» Working data
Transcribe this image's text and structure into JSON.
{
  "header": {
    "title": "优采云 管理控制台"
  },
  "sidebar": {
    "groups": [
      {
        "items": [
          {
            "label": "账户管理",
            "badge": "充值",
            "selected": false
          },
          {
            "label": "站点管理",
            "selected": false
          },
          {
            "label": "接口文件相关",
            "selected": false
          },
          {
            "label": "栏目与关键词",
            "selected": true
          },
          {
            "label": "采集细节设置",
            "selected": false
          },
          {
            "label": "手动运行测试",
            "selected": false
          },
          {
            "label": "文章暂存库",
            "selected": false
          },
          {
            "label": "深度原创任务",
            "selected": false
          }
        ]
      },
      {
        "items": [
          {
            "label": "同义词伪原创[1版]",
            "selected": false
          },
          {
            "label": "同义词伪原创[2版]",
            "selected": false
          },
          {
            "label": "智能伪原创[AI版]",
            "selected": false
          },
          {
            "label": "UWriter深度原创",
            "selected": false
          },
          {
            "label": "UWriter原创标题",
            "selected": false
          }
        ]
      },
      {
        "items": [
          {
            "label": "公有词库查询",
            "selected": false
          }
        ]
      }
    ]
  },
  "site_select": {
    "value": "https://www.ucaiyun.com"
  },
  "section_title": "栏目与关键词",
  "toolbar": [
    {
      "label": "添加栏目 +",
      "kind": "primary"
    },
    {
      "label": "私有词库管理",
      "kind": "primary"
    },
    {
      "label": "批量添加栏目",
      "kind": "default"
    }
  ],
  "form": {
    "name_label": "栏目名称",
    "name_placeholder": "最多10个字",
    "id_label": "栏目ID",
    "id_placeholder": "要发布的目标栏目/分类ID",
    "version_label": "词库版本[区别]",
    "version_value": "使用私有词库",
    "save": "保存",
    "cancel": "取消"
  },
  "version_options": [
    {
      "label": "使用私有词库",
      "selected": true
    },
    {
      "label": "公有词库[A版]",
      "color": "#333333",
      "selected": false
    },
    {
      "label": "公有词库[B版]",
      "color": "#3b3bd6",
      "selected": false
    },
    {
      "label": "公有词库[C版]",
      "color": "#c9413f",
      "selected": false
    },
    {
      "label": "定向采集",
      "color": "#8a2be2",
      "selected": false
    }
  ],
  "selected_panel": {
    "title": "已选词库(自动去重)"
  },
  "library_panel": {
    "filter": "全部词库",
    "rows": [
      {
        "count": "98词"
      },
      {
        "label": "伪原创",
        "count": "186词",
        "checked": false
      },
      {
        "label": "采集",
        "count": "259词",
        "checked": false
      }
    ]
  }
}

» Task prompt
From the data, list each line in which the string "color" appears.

» Task solution
      "color": "#333333",
      "color": "#3b3bd6",
      "color": "#c9413f",
      "color": "#8a2be2",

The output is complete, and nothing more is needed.